We can model the results from the Multiple Parcellations Experiment with a focus on teasing apart performance differences between single vs. ensembled parcellations. Specifically we create a binary flag for any results which were ensembled (in this case treating “Grid” as not ensembled), and model as: log10(Mean_Rank) ~ log10(Size) * Is_Ensemble.

OLS Regression Results
Dep. Variable: Mean_Rank R-squared: 0.959
Model: OLS Adj. R-squared: 0.959
Method: Least Squares F-statistic: 3211.
Date: Mon, 13 Sep 2021 Prob (F-statistic): 2.50e-283

coef std err t P>|t| [0.025 0.975]
Intercept 2.7859 0.011 248.940 0.000 2.764 2.808
C(Is_Ensemble)[T.1] 0.6148 0.046 13.348 0.000 0.524 0.705
Size -0.1635 0.005 -36.167 0.000 -0.172 -0.155
Size:C(Is_Ensemble)[T.1] -0.2809 0.014 -19.696 0.000 -0.309 -0.253

The difference is even more obvious when explicitly plotted.

Is Ensemble
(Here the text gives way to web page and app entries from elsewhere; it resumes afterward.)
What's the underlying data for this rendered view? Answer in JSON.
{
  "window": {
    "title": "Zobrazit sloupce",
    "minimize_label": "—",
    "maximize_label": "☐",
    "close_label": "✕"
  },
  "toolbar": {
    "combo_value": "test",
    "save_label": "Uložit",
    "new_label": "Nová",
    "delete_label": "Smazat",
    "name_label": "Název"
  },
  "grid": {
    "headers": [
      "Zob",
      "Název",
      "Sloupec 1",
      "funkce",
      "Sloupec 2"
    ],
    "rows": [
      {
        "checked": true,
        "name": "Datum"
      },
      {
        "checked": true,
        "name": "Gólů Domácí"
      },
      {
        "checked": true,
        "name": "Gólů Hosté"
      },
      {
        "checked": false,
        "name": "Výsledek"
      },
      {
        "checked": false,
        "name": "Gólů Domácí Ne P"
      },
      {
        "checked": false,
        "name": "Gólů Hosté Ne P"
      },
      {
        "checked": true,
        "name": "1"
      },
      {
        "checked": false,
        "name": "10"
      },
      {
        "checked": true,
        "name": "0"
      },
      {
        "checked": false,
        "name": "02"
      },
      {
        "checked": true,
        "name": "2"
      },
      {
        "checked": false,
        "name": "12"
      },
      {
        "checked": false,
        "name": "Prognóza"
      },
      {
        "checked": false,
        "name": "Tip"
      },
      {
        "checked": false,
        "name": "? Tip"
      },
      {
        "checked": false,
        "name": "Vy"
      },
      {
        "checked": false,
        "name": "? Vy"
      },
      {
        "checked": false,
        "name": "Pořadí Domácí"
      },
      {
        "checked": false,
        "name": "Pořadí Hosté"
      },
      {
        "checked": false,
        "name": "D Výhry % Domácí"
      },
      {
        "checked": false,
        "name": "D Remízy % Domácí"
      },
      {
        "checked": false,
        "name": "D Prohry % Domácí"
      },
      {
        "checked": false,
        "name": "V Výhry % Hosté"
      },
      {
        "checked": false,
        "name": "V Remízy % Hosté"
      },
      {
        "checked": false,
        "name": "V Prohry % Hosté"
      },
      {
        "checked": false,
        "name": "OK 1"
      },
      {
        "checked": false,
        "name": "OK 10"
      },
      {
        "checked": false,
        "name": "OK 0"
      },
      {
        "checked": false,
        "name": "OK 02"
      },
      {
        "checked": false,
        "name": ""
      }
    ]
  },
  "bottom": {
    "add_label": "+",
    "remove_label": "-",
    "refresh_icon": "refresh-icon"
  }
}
The take-away here is that there is a clear benefit in employing ensembles across multiple parcellations especially relative to using the information from a single parcellation. This benefit importantly takes into account that most of the tested ensemble methods have more unique parcels than their single parcellation counterparts. The other point of interest is that these ensembles were all generated using random parcellations, which previous results showed to be much worse than existing parcellations - which serves to highlight even further the benefit from ensembling.

See Also